§ **To do**
Across the records below, how many lines include the string "color"? State the number and nothing more.

-------- Data supplied

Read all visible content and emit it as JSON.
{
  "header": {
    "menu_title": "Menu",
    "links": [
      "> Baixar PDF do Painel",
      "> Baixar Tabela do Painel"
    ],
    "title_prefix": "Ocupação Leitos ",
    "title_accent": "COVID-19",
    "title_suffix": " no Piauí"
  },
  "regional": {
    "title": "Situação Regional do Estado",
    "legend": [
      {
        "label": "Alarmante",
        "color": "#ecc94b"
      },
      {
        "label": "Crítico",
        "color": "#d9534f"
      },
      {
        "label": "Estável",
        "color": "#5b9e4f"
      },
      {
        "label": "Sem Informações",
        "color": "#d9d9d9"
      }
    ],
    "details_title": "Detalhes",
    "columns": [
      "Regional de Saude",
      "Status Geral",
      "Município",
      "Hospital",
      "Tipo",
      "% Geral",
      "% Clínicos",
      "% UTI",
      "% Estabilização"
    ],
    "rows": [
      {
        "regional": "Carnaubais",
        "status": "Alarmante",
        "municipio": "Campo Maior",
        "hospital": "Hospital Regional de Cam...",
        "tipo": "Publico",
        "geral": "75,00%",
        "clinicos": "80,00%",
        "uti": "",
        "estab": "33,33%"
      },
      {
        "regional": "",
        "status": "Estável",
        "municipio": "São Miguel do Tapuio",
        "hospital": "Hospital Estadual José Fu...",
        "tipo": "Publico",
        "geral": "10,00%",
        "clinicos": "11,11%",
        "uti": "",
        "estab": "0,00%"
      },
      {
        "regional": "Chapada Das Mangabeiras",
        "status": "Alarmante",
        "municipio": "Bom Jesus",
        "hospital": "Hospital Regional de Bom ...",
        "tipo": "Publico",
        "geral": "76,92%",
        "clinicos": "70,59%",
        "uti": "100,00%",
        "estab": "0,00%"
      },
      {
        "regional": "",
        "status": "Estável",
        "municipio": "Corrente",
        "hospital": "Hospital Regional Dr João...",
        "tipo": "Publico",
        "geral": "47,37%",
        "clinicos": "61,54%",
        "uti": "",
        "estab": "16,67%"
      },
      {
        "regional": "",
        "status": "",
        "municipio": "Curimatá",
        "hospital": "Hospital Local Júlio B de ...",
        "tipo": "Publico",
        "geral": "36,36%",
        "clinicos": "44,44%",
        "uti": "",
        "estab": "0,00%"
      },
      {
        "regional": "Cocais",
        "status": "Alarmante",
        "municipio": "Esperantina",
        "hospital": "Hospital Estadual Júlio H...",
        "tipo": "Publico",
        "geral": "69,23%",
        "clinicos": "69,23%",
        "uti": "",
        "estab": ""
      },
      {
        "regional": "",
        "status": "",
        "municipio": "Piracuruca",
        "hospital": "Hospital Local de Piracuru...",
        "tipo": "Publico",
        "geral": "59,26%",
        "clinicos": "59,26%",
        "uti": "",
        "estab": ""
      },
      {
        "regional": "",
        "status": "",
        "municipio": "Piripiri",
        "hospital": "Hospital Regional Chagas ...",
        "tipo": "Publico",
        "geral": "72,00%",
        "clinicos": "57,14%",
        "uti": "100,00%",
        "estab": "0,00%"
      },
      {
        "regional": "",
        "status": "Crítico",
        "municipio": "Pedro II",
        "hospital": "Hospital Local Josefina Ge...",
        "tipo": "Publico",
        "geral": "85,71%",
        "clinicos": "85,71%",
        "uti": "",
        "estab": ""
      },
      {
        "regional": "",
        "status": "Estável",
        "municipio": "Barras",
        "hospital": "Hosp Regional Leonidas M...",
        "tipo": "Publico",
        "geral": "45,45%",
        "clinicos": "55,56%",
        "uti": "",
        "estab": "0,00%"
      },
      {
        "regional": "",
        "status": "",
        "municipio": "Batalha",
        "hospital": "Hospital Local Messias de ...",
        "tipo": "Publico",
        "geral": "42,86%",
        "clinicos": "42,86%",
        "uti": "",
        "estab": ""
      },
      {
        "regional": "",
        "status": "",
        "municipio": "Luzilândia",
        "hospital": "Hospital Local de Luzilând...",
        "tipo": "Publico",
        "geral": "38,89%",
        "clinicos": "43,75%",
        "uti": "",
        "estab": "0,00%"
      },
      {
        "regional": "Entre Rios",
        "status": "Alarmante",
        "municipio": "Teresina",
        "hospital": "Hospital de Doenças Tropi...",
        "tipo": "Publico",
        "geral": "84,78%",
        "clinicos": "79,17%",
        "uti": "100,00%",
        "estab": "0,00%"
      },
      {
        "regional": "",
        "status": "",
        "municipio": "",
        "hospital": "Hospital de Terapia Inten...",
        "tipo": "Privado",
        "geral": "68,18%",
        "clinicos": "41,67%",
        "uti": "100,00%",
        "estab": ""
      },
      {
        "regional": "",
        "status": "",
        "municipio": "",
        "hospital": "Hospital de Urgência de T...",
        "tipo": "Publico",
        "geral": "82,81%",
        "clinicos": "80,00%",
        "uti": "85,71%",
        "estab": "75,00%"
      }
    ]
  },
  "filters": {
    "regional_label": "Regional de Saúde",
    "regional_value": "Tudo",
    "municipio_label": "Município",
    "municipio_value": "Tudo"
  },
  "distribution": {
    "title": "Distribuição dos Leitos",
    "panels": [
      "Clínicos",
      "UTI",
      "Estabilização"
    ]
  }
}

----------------

§ **Result of the task**
4